Task prompt
Restate the data word for word. Leave the pictures out.

Data for this exercise

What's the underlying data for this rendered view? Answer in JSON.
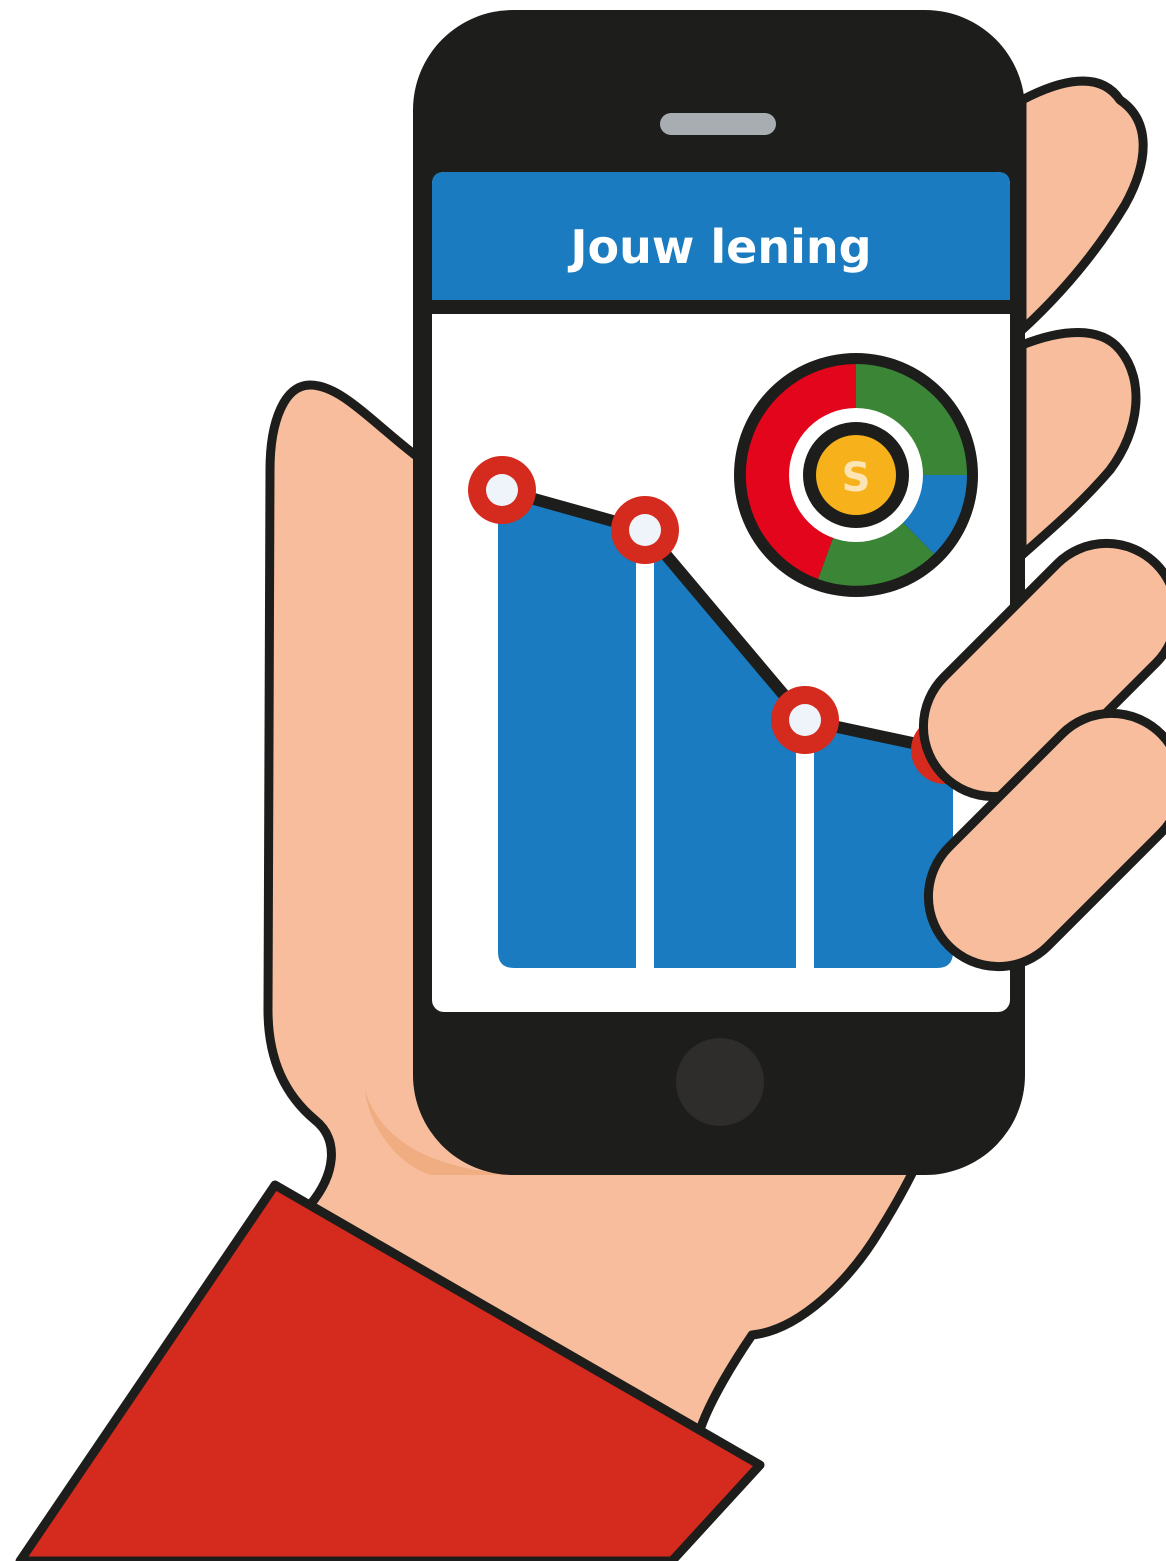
{
  "screen": {
    "title": "Jouw lening"
  },
  "coin": {
    "symbol": "S"
  },
  "chart_data": {
    "type": "line",
    "x": [
      1,
      2,
      3,
      4
    ],
    "values": [
      100,
      92,
      54,
      48
    ]
  },
  "colors": {
    "outline": "#1d1d1b",
    "skin": "#f7bd9d",
    "skin_shadow": "#f0ad82",
    "sleeve": "#d52a1e",
    "phone_body": "#1d1d1b",
    "speaker": "#a7adb1",
    "home_button": "#2e2d2b",
    "header": "#1a7bc0",
    "header_text": "#ffffff",
    "screen_bg": "#ffffff",
    "bars": "#1a7bc0",
    "marker_ring": "#d52a1e",
    "marker_fill": "#eef4fa",
    "donut_red": "#e3051b",
    "donut_green": "#3b8636",
    "donut_blue": "#1a7bc0",
    "coin_fill": "#f7b21b",
    "coin_text": "#fde4b4"
  },
  "icons": {
    "gauge": "donut-chart-icon",
    "coin": "coin-icon"
  }
}
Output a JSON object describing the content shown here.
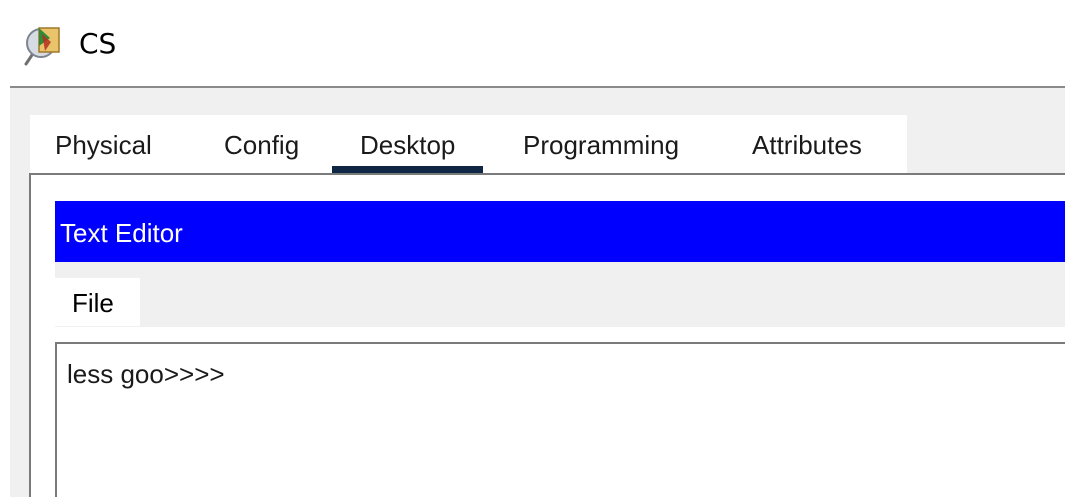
{
  "window": {
    "title": "CS",
    "icon": "packet-tracer-device-icon"
  },
  "tabs": [
    {
      "label": "Physical",
      "active": false
    },
    {
      "label": "Config",
      "active": false
    },
    {
      "label": "Desktop",
      "active": true
    },
    {
      "label": "Programming",
      "active": false
    },
    {
      "label": "Attributes",
      "active": false
    }
  ],
  "editor": {
    "title": "Text Editor",
    "menu": {
      "file_label": "File"
    },
    "content": "less goo>>>>"
  },
  "colors": {
    "editor_header": "#0000ff",
    "active_tab_underline": "#0f2744",
    "background": "#f0f0f0"
  }
}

Result for this task
What's the underlying data for this rendered view? Answer in JSON.
{
  "screen": {
    "title": "Jouw lening"
  },
  "coin": {
    "symbol": "S"
  },
  "chart_data": {
    "type": "line",
    "x": [
      1,
      2,
      3,
      4
    ],
    "values": [
      100,
      92,
      54,
      48
    ]
  },
  "colors": {
    "outline": "#1d1d1b",
    "skin": "#f7bd9d",
    "skin_shadow": "#f0ad82",
    "sleeve": "#d52a1e",
    "phone_body": "#1d1d1b",
    "speaker": "#a7adb1",
    "home_button": "#2e2d2b",
    "header": "#1a7bc0",
    "header_text": "#ffffff",
    "screen_bg": "#ffffff",
    "bars": "#1a7bc0",
    "marker_ring": "#d52a1e",
    "marker_fill": "#eef4fa",
    "donut_red": "#e3051b",
    "donut_green": "#3b8636",
    "donut_blue": "#1a7bc0",
    "coin_fill": "#f7b21b",
    "coin_text": "#fde4b4"
  },
  "icons": {
    "gauge": "donut-chart-icon",
    "coin": "coin-icon"
  }
}
Output a JSON object describing the content shown here.
{
  "window": {
    "title": "CS",
    "icon": "packet-tracer-device-icon"
  },
  "tabs": [
    {
      "label": "Physical",
      "active": false
    },
    {
      "label": "Config",
      "active": false
    },
    {
      "label": "Desktop",
      "active": true
    },
    {
      "label": "Programming",
      "active": false
    },
    {
      "label": "Attributes",
      "active": false
    }
  ],
  "editor": {
    "title": "Text Editor",
    "menu": {
      "file_label": "File"
    },
    "content": "less goo>>>>"
  },
  "colors": {
    "editor_header": "#0000ff",
    "active_tab_underline": "#0f2744",
    "background": "#f0f0f0"
  }
}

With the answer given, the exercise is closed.